I'm posting some comments I gave to an email correspondent:
1. First I’ll make a preliminary point: open theism is the only theistic libertarian position I think is even coherent. It makes some sense within open theism to say a human agent has the freedom to do otherwise in the actual world, for in open theism, while the past and present are actual, the future is not actual. The future is the realm of possibilities, and our libertarian choices actualize the future by instantiating one possibility rather than another.
Of course, open theism suffers from its own liabilities. The position is heretical. And it shares a common problem with all libertarian schemes: the motivation for libertarianism is to ground human responsibility. But can libertarianism really furnish the degree of personal control which an agent needs to be morally responsible?

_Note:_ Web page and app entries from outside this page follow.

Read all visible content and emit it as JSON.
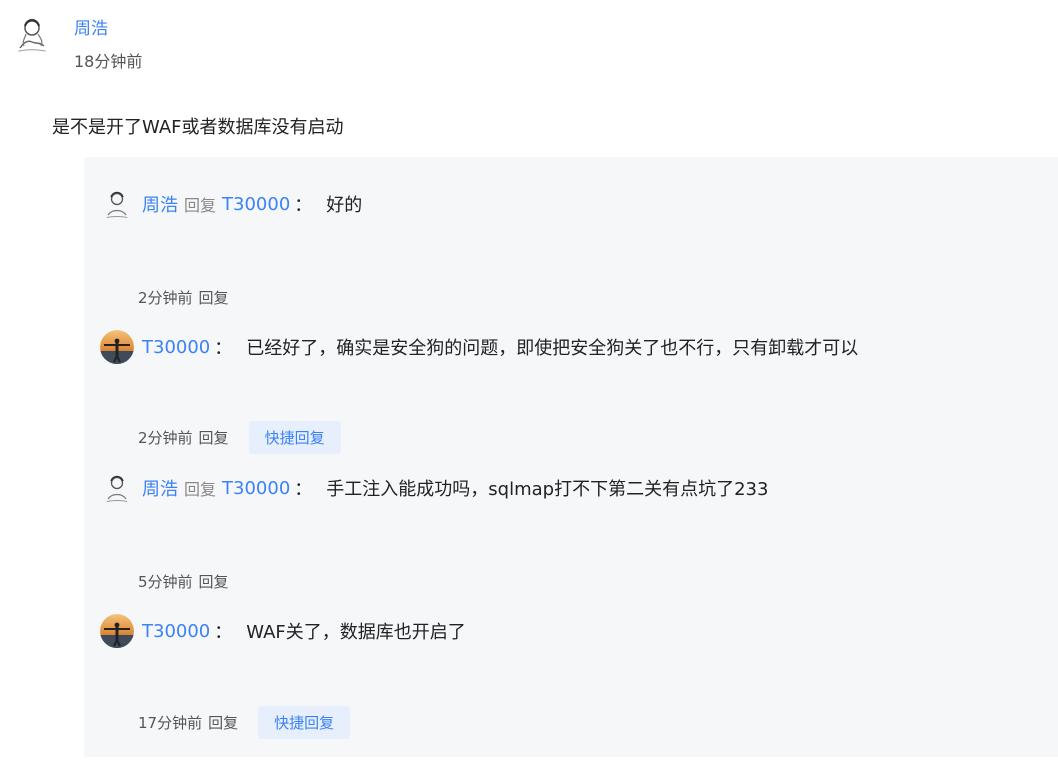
{
  "comment": {
    "author": "周浩",
    "time": "18分钟前",
    "content": "是不是开了WAF或者数据库没有启动"
  },
  "replies": [
    {
      "author": "周浩",
      "reply_word": "回复",
      "target": "T30000",
      "colon": "：",
      "text": "好的",
      "time": "2分钟前",
      "reply_label": "回复",
      "avatar": "sketch-avatar"
    },
    {
      "author": "T30000",
      "colon": "：",
      "text": "已经好了，确实是安全狗的问题，即使把安全狗关了也不行，只有卸载才可以",
      "time": "2分钟前",
      "reply_label": "回复",
      "quick_reply": "快捷回复",
      "avatar": "sunset-avatar"
    },
    {
      "author": "周浩",
      "reply_word": "回复",
      "target": "T30000",
      "colon": "：",
      "text": "手工注入能成功吗，sqlmap打不下第二关有点坑了233",
      "time": "5分钟前",
      "reply_label": "回复",
      "avatar": "sketch-avatar"
    },
    {
      "author": "T30000",
      "colon": "：",
      "text": "WAF关了，数据库也开启了",
      "time": "17分钟前",
      "reply_label": "回复",
      "quick_reply": "快捷回复",
      "avatar": "sunset-avatar"
    }
  ],
  "colors": {
    "link": "#3b82f6",
    "reply_bg": "#f6f7f9",
    "quick_bg": "#e7effc"
  }
}
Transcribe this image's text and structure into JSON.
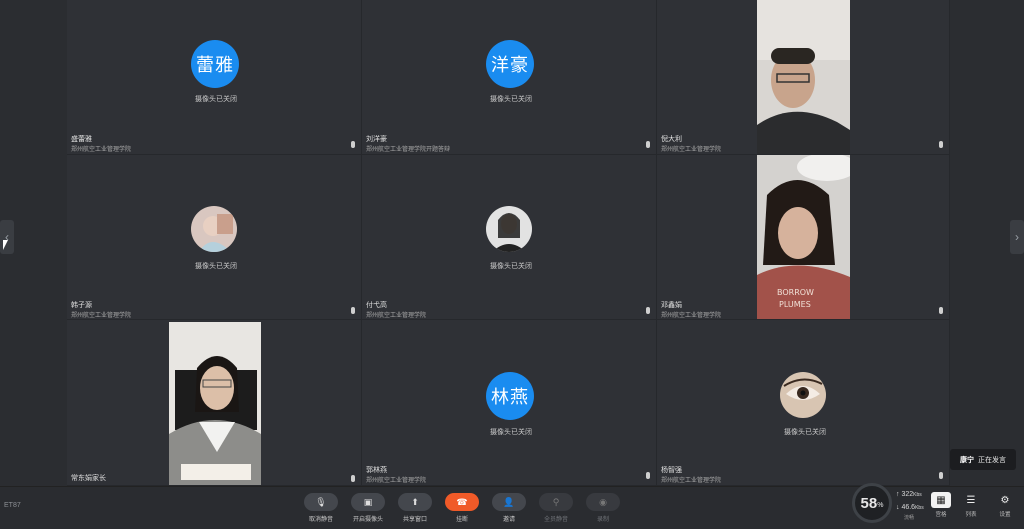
{
  "tiles": [
    {
      "name": "蕾雅",
      "avatar": "蕾雅",
      "full_name": "盛蕾雅",
      "org": "郑州航空工业管理学院",
      "status": "摄像头已关闭"
    },
    {
      "name": "洋豪",
      "avatar": "洋豪",
      "full_name": "刘洋豪",
      "org": "郑州航空工业管理学院开题答辩",
      "status": "摄像头已关闭"
    },
    {
      "full_name": "倪大利",
      "org": "郑州航空工业管理学院"
    },
    {
      "full_name": "韩子源",
      "org": "郑州航空工业管理学院",
      "status": "摄像头已关闭"
    },
    {
      "full_name": "付弋高",
      "org": "郑州航空工业管理学院",
      "status": "摄像头已关闭"
    },
    {
      "full_name": "邓鑫娟",
      "org": "郑州航空工业管理学院"
    },
    {
      "full_name": "常东娟家长"
    },
    {
      "name": "林燕",
      "avatar": "林燕",
      "full_name": "郭林燕",
      "org": "郑州航空工业管理学院",
      "status": "摄像头已关闭"
    },
    {
      "full_name": "杨智强",
      "org": "郑州航空工业管理学院",
      "status": "摄像头已关闭"
    }
  ],
  "toolbar": {
    "mute": "取消静音",
    "camera": "开启摄像头",
    "share": "共享窗口",
    "hangup": "挂断",
    "invite": "邀请",
    "all_mute": "全员静音",
    "record": "录制"
  },
  "logo": "ET87",
  "network": {
    "score": "58",
    "unit": "%",
    "up": "322",
    "up_unit": "Kbs",
    "down": "46.6",
    "down_unit": "Kbs",
    "label": "流畅"
  },
  "right_buttons": {
    "layout": "宫格",
    "list": "列表",
    "settings": "设置"
  },
  "toast": {
    "name": "康宁",
    "text": "正在发言"
  }
}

2. By contrast, I don’t see how a human agent can be free to do otherwise in the actual world given Arminianism or Molinism. They can be free in possible worlds, but the Arminian or Molinist God only instantiates one possible world to the exclusion of others.
3. I believe that possible agents are free to do otherwise in possible worlds. Indeed, not only to I think they can to otherwise in different possible worlds, but I believe they do otherwise in different possible worlds.
However, I don’t think they’re free to do otherwise in the actual world. And I don’t think possible agents originate their own possibilities (i.e. alternate courses of action).
4. This brings us to the ontology of possible worlds. What is a possible world? What is a possible agent?
Here I’m puzzled by the position of Craig, Plantinga, et al. They treat possible persons as a given. Given possible persons, with determinate character traits, God chooses which world to instantiate in light of what possible agents would do in different possible worlds. He chooses the possible world which achieves his objective.
But it’s unclear to me how Craig, Plantinga, et al. account for the given. How do possible persons subsist, with determinate character traits, such that God’s choice is responsive the free choices?
To me, the only logical way to embed this notion, consistent with libertarianism, is to go the route of Richard Creel. There’s a platonic plenum which is populated by possible agents in possible worlds. This exists independently of the divine nature or will. It’s like a mail order catalogue from which God can make his selection.
But, of course, the notion of a coeternal, self-subsistent plenum, alongside God, is profoundly heretical. It’s also metaphysically bizarre. What is the plenum? Is the plenum a mind-like entity?
5. My own position falls within the divine ideas tradition. Possible agents inhere in the mind of God. A possible agent is a divinely conceivable agent. A possible agent is free to do whatever is conceivable for God.
Conceivability is sometimes criticized because not everything that’s conceivable is possible. But that’s because we’re usually talking about what’s conceivable for human thinkers. And we are shortsighted. What strikes us as conceivable may be incoherent since we can’t keep track of all the variables.
But for God, whatever is conceivable is possible or compossible. God’s concepts are logically self-consistent.
6. I think that in creating the actual world, God selects one of these possible timelines to instantiate.
The question is whether that’s sufficient to ground human responsibility. Of course, that’s a purely intuitive judgment. But, offhand, I don’t see why that would be insufficient to ground human responsibility.
God isn’t making us do something opposed to what we would otherwise have done, if left to our own devices, for there’s no one thing we would have done. Put another way, there’s nothing in particular which we were going to do. It’s not as if, by making this world, God prevented us from doing what we intended to do–had he not “interfered.”
To the contrary, there are any number of things which God imagines us doing. In making this world, God simply actualized one of those forking paths.
Seems to me that this framework does justice to Biblical predestination, but it also provides a different framework for human responsibility.
Possible agents lack the freedom to do otherwise within a given possible world, but that's because their freedom to do otherwise is cashed out by having a plurality of possible worlds which correspond to different courses of action. An ensemble of possible worlds represent their freedom to do otherwise.
But if there's only one actual world, then, of course, there is no otherwise at the concrete level.
The only way to create an analogy between the possible and the actual is if you had more than one actual world representing more than one alternative.
In a sense, that's what Lewis does. However, Lewis doesn't have two different domains: possible and actual. Rather, he collapses the possibilities into multiplicity of actual worlds.